On April 27, Canada voted on King’s plebiscite; English-Canadians voted 80 per cent in favour of permitting conscription and French-Canadians voted 90 per cent against. King had outsmarted himself and the country could not have been more starkly divided. The senior surviving Quebec minister, Arthur Cardin, resigned and gave an eloquent parliamentary address that profoundly shook the government. St. Laurent made the greatest single contribution of his life to Canada when he, in what was virtually a parliamentary debut, delivered a splendidly fluent, untheatrical and convincing response in favour of the government’s policy, while showing reasonable deference to Cardin. He emphasized Quebec’s viewpoint but expressed his confidence that Quebec too would support whatever “might ultimately prove necessary to Canada’s contribution to victory over the universal enemies of civilization as all Canadians construe and cherish it.” This and various reiterations, emanating from a man of such prestige and integrity (and King’s endless ingenuity at parliamentary manoeuvring and political legerdemain) kept the country in one piece for the balance of the war. In producing within a few weeks a French-Canadian leader of comparable stature to Laurier and Lapointe, King performed an inestimable service to Canada.
As the book notes, St. Laurent brought forward some outstanding future political figures, including Lester Pearson, Jean Lesage, Jack Pickersgill and Robert Winters, and in many other ways, was a forward-looking leader. The authors rightly give St. Laurent credit for devising equalization payments and accepting the British North America Act’s concurrent provincial right to impose income taxes. But they gloss over St. Laurent’s adherence to King’s outrageous idea that the provinces reduce themselves effectively to the status of municipalities by surrendering their rights over direct taxes in exchange for grants from Ottawa, and that Ottawa only gave way when Duplessis imposed a Quebec income tax and said that if the federal government did not concede its deductibility against federal tax, he would invite the voters of Quebec to judge which jurisdiction they supported. St. Laurent produced equalization payments as a consolation prize. He and the Liberals of the time often represented Duplessis as almost a separatist, but if they had made a tax and power-sharing agreement with him, we would not have had the grave threat of separation that came a decade later and has never entirely subsided. What the defender of federalism, St. Laurent, withheld from the trouble-maker Duplessis, the Liberal modernizer of Quebec, Jean Lesage, would rightly seize and the Liberal saviour of Canada, Lester Pearson, would concede gladly, in the higher interests of Canada (and the Liberal party).
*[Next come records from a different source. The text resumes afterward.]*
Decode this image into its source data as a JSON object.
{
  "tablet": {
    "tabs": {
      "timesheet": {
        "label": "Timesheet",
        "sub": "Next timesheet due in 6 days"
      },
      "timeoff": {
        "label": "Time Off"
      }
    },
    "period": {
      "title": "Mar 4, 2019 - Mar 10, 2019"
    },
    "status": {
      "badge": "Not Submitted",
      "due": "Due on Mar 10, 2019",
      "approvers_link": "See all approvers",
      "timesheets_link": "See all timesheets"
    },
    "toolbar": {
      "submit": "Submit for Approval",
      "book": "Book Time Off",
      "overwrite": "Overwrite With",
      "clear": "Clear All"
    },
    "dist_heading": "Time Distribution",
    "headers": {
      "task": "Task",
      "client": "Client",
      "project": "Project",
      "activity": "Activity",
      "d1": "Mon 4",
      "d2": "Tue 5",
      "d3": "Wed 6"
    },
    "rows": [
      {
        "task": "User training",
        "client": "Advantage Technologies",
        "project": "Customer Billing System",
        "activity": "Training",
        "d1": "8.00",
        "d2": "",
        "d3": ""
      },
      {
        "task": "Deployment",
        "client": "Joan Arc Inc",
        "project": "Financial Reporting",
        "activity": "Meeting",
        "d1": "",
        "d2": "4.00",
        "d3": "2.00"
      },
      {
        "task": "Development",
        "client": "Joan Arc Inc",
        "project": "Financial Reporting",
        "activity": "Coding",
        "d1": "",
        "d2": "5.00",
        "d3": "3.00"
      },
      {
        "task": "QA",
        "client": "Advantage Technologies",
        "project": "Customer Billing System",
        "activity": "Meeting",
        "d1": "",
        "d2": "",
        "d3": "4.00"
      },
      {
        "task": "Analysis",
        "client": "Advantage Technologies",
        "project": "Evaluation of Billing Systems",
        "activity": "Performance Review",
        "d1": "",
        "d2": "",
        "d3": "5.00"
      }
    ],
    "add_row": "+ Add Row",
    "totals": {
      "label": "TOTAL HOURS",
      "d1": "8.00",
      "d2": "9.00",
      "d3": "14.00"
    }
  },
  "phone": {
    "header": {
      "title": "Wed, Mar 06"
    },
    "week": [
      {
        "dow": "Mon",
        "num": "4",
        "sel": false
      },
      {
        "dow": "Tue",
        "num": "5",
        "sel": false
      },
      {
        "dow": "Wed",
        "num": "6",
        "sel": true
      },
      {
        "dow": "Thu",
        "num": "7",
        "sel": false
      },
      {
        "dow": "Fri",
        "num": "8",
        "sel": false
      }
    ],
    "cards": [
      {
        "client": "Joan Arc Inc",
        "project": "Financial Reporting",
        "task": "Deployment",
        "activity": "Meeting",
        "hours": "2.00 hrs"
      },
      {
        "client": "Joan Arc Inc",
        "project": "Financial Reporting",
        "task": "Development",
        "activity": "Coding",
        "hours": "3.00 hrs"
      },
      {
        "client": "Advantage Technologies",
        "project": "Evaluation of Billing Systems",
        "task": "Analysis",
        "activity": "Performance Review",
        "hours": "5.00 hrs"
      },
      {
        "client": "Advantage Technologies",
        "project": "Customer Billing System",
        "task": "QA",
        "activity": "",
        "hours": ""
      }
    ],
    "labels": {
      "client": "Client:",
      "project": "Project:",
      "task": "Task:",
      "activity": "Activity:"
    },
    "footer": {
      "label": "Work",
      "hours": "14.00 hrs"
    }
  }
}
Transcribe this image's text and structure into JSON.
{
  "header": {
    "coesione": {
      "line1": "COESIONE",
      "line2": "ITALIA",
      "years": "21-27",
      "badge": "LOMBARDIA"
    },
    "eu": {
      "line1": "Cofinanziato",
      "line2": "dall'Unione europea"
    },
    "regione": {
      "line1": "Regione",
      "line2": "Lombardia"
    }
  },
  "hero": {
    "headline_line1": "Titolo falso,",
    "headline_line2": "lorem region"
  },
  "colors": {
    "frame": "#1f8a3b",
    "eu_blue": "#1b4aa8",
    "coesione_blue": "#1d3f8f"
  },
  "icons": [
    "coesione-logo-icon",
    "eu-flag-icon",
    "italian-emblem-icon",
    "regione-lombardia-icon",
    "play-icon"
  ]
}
Some subjects slip between the thematic divisions, but this is a very worthwhile book about one of the most distinguished and successful leaders in Canadian history.
First published in the National Post.